• **TASK ITEM**
Gather, from the data below, each line in which the word "Yandex" occurs.

=====

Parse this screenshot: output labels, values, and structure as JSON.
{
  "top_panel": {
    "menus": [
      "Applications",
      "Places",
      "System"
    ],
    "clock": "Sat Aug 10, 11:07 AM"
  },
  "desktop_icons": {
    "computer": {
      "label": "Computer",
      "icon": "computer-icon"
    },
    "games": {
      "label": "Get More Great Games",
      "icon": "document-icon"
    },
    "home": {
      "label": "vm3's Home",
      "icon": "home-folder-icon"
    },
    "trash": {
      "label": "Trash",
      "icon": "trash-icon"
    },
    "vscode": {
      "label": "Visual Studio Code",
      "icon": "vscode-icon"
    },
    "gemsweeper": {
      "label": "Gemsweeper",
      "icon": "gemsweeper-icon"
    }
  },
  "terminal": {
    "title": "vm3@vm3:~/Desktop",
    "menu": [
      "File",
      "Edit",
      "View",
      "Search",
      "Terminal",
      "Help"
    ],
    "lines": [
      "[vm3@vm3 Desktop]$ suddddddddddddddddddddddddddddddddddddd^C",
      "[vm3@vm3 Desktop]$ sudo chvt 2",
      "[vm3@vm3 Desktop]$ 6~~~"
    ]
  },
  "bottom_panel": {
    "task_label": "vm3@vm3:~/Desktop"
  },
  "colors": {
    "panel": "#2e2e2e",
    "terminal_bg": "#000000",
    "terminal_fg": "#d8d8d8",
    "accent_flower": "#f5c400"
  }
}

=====

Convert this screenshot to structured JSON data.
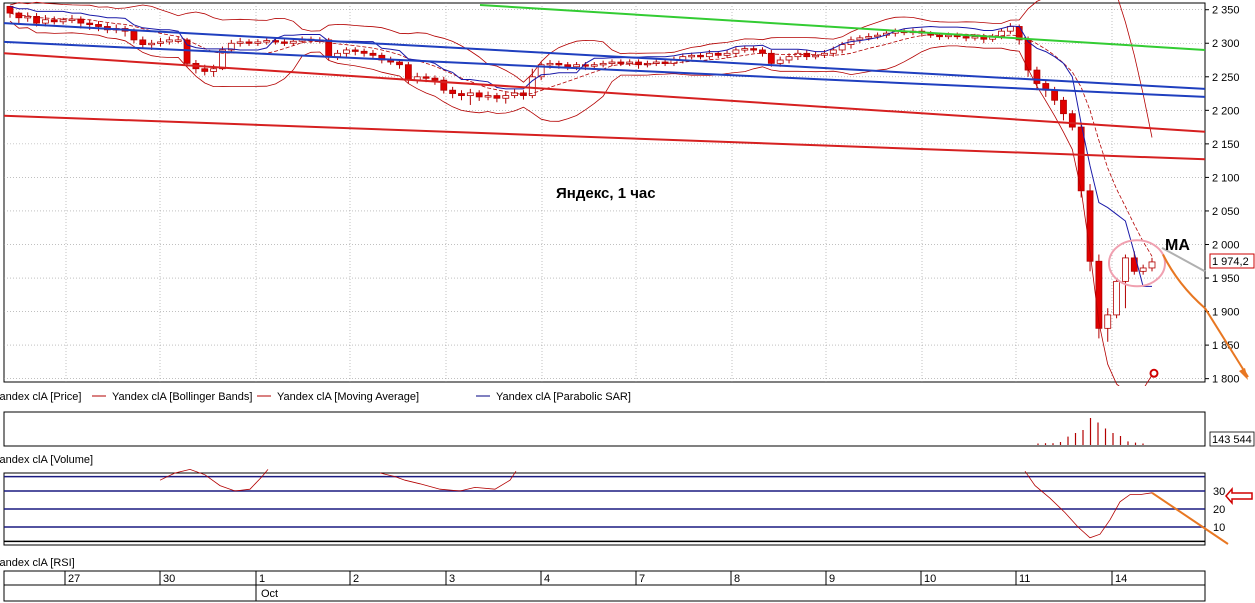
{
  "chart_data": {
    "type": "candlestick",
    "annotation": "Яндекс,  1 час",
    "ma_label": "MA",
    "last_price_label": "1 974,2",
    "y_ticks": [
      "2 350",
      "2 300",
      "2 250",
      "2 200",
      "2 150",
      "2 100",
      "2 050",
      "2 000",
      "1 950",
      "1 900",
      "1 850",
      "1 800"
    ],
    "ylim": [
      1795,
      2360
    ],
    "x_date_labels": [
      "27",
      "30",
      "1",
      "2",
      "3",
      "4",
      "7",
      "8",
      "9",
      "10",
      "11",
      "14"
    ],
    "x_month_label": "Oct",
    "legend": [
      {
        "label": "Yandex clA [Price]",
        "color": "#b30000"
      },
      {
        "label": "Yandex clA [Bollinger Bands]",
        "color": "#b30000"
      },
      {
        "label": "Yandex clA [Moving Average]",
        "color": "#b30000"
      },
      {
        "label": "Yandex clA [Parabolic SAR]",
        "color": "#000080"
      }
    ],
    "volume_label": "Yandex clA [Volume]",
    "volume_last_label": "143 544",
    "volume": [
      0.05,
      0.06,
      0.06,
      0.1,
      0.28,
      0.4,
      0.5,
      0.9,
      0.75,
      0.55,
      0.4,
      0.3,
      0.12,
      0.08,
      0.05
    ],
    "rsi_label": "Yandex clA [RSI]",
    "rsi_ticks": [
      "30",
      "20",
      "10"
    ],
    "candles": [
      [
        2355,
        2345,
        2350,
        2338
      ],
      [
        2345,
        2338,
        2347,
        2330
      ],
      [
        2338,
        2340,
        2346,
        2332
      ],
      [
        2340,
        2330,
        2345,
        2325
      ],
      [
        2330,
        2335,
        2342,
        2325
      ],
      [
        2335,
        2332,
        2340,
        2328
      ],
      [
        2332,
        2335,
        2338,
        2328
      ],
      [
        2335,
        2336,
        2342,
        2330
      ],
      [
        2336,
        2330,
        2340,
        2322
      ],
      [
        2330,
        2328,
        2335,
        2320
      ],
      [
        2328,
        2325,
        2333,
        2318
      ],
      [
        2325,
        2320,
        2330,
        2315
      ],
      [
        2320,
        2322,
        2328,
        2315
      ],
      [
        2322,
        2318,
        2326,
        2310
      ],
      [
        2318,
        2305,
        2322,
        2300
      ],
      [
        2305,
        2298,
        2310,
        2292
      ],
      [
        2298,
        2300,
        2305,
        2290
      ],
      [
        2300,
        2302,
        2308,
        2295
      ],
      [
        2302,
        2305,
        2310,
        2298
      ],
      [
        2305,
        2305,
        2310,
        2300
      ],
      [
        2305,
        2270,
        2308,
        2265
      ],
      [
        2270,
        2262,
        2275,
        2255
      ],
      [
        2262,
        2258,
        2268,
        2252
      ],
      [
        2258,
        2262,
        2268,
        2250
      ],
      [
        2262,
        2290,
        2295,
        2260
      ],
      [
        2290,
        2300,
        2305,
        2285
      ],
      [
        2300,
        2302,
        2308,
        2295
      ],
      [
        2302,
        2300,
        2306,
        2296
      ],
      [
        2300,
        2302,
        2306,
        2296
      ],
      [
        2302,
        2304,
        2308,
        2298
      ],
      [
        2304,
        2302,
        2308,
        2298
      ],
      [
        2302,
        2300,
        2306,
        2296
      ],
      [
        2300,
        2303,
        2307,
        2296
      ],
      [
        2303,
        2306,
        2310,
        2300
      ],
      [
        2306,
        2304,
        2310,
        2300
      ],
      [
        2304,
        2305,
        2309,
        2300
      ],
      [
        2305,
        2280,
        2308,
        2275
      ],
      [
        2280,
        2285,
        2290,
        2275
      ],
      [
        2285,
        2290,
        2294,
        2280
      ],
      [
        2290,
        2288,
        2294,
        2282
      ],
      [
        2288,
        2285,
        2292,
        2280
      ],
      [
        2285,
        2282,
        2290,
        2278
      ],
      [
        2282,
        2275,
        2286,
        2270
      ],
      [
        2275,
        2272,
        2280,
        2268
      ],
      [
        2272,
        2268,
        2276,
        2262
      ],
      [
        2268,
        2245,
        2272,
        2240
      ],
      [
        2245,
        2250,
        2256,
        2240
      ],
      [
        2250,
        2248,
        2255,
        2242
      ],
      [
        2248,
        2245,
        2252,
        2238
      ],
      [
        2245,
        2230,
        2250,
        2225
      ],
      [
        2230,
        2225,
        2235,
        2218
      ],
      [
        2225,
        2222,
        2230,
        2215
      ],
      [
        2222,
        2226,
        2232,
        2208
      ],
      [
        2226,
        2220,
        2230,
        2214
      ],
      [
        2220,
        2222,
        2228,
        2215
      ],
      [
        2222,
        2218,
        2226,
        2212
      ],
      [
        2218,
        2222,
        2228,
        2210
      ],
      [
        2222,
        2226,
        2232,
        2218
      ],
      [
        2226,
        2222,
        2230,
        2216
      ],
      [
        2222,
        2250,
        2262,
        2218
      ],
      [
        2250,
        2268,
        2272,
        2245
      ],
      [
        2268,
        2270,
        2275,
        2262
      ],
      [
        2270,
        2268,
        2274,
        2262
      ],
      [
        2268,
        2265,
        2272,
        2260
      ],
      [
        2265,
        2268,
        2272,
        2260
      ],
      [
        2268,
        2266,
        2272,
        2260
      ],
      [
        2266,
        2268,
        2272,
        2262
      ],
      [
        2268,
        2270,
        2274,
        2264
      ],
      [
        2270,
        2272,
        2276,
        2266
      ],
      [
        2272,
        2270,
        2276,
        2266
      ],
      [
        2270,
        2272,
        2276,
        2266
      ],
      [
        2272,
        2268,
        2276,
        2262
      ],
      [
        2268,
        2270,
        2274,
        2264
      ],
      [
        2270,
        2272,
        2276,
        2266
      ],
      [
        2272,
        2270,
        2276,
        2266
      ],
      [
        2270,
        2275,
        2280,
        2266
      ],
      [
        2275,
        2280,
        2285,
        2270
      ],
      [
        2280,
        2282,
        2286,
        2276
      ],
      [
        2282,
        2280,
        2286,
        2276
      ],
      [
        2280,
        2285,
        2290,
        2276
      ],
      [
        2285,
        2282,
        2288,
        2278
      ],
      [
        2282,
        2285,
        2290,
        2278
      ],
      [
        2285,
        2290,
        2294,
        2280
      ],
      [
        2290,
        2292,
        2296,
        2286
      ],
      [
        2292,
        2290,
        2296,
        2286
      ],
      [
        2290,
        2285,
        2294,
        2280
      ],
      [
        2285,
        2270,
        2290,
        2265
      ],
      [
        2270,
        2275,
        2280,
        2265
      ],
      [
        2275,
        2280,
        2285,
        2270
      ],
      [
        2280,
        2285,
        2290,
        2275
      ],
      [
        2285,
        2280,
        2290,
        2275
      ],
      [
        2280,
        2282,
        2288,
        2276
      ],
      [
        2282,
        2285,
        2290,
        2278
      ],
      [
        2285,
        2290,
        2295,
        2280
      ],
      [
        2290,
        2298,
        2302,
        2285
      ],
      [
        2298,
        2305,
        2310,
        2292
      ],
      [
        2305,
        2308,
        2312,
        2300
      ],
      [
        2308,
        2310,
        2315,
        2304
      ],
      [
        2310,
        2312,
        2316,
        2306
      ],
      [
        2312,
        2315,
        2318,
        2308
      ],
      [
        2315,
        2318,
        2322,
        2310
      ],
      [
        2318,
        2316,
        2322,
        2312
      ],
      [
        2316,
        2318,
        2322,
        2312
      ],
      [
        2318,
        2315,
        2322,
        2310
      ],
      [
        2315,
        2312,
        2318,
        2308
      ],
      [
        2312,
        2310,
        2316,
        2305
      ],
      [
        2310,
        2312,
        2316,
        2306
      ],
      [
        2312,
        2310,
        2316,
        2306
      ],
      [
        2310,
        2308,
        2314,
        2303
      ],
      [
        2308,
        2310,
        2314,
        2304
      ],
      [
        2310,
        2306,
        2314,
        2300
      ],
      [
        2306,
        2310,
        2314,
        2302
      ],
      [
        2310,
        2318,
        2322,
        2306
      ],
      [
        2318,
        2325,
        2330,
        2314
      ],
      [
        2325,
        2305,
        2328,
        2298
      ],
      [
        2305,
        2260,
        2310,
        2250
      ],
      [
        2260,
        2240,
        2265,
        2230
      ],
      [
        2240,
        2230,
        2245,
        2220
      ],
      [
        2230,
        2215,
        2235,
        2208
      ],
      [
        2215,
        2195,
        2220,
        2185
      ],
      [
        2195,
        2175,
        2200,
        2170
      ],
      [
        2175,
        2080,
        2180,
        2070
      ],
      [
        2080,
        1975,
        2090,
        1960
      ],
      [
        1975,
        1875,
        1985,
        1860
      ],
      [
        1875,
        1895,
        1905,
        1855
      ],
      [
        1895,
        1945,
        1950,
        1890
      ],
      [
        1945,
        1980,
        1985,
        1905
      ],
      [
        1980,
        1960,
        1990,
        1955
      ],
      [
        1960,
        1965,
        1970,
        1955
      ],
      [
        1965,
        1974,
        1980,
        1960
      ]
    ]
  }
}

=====

• **ANSWER BELOW**
        "label": "Yandex clA [Price]",
        "label": "Yandex clA [Bollinger Bands]",
        "label": "Yandex clA [Moving Average]",
        "label": "Yandex clA [Parabolic SAR]",
    "volume_label": "Yandex clA [Volume]",
    "rsi_label": "Yandex clA [RSI]",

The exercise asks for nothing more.